Your answer should be every line of the entries that has the string "will" in it.

→ App and web page records:
________________________

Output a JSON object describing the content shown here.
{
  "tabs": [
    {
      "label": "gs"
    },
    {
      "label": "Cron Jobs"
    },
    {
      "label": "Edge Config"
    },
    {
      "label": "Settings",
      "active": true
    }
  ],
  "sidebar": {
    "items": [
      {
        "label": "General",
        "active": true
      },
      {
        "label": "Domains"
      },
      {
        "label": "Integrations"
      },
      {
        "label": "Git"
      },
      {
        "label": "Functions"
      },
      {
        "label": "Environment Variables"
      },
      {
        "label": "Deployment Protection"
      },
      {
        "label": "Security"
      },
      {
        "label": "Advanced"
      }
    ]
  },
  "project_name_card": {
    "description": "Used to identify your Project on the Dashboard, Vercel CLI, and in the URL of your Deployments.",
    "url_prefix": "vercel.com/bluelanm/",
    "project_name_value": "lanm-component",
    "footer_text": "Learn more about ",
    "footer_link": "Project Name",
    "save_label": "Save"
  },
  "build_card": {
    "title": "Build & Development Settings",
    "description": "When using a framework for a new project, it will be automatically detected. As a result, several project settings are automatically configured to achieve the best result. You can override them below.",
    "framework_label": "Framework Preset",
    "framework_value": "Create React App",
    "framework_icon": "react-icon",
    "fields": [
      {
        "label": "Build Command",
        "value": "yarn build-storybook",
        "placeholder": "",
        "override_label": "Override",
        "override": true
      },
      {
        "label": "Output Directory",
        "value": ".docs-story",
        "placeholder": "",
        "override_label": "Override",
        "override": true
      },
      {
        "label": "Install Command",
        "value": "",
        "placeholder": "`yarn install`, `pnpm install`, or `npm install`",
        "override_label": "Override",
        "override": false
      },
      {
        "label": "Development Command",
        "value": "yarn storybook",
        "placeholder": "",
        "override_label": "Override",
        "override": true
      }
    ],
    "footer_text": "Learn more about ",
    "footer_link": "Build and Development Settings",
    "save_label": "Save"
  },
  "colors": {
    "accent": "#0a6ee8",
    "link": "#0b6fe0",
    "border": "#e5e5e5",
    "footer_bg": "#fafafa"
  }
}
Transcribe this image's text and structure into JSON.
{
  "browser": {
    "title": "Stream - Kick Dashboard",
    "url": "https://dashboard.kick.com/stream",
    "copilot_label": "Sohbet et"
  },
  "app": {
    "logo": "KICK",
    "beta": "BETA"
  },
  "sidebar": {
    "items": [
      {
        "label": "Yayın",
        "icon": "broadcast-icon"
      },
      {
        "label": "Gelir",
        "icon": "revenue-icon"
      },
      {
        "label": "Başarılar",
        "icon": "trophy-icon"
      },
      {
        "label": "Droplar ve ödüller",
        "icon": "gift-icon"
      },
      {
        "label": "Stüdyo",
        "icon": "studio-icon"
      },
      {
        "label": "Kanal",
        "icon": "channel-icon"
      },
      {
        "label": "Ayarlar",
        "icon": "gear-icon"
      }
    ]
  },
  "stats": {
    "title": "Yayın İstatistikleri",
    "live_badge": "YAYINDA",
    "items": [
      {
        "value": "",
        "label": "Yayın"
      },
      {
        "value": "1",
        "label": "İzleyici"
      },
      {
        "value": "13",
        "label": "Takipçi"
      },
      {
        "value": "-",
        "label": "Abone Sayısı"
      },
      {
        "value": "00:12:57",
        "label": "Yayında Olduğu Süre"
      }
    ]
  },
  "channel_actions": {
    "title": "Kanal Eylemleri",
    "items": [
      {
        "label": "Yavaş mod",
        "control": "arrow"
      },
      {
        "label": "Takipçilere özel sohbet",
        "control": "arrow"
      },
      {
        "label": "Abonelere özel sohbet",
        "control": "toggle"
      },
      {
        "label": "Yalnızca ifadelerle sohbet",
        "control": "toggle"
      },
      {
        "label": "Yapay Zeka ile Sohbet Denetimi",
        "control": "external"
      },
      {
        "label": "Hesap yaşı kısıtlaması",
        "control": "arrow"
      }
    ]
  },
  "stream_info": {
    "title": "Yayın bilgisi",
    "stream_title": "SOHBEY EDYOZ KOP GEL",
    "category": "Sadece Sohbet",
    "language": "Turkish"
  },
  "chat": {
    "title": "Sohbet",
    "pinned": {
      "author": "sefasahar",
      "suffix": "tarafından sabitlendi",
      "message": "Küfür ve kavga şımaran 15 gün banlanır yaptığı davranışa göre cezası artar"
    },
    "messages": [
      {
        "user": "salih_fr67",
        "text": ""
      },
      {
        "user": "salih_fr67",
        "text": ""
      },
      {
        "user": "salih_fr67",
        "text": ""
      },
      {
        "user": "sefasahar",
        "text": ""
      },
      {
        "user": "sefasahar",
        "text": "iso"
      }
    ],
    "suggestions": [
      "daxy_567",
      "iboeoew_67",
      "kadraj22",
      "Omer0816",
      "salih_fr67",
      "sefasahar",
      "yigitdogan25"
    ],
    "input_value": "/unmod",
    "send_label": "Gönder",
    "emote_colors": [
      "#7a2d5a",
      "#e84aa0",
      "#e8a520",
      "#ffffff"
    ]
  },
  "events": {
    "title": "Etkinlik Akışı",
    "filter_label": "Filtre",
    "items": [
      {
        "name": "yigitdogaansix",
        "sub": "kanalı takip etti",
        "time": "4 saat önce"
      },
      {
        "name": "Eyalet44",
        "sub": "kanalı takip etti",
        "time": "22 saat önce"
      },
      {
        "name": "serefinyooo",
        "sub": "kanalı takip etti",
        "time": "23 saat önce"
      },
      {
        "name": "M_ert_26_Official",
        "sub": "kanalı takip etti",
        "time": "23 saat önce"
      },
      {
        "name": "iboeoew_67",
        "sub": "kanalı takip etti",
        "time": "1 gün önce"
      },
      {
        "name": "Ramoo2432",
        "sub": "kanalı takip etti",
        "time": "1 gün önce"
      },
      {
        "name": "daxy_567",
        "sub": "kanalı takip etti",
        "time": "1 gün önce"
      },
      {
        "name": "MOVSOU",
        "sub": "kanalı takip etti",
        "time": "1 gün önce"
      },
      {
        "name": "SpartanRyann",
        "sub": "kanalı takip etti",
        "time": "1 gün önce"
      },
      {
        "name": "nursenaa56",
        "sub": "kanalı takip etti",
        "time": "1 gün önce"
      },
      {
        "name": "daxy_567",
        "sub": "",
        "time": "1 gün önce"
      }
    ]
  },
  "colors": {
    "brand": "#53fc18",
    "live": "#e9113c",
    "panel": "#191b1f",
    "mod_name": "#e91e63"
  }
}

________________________

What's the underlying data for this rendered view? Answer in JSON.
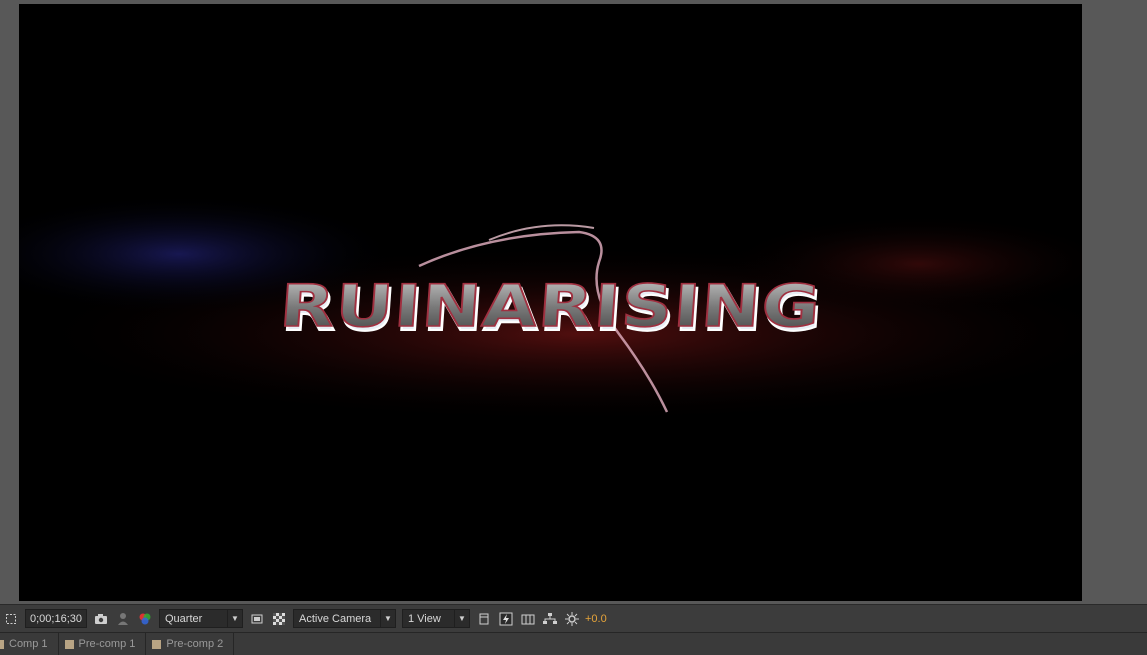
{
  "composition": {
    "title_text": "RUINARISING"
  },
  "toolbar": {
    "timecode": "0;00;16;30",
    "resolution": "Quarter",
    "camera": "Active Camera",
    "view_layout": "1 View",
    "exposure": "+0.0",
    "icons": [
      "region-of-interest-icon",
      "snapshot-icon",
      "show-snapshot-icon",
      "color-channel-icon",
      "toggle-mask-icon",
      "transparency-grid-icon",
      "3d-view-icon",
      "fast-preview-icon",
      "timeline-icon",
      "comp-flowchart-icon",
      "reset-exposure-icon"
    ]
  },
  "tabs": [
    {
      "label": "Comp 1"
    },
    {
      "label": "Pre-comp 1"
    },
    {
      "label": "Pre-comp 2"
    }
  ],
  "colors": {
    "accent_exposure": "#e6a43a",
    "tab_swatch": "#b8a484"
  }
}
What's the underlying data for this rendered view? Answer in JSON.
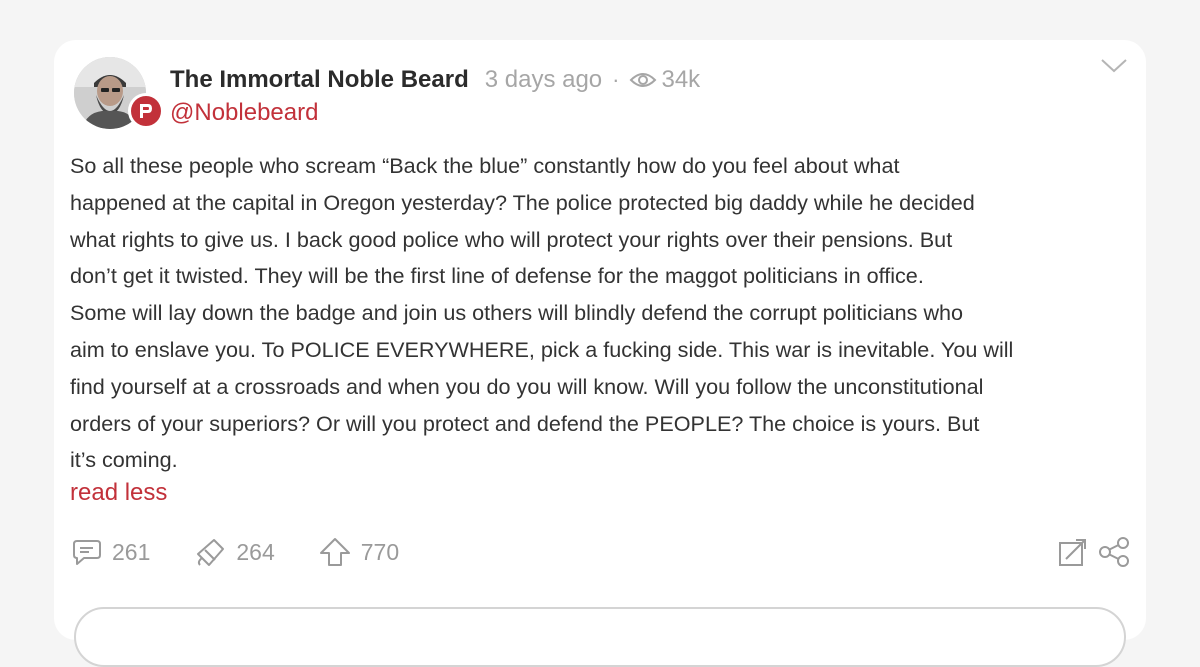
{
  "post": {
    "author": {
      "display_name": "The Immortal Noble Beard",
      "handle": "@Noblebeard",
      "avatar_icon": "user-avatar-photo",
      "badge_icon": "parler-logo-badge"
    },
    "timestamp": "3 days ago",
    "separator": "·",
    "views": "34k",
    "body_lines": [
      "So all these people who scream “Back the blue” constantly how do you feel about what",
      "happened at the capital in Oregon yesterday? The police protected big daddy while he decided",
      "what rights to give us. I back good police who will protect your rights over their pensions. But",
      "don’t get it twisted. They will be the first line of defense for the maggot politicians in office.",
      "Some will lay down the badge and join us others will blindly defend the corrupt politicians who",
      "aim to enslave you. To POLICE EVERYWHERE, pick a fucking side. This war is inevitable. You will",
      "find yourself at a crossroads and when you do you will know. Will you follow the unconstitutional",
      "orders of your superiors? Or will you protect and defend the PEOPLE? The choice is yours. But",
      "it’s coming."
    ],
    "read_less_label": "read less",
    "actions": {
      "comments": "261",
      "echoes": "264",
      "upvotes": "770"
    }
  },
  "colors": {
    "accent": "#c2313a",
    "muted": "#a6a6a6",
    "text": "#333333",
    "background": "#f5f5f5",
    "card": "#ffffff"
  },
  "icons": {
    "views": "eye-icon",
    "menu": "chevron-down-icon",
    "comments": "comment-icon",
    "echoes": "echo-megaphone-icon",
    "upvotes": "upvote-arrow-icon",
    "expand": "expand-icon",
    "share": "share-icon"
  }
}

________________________

→ Reply to the task:
    "description": "When using a framework for a new project, it will be automatically detected. As a result, several project settings are automatically configured to achieve the best result. You can override them below.",
      "what rights to give us. I back good police who will protect your rights over their pensions. But",
      "don’t get it twisted. They will be the first line of defense for the maggot politicians in office.",
      "Some will lay down the badge and join us others will blindly defend the corrupt politicians who",
      "aim to enslave you. To POLICE EVERYWHERE, pick a fucking side. This war is inevitable. You will",
      "find yourself at a crossroads and when you do you will know. Will you follow the unconstitutional",
      "orders of your superiors? Or will you protect and defend the PEOPLE? The choice is yours. But",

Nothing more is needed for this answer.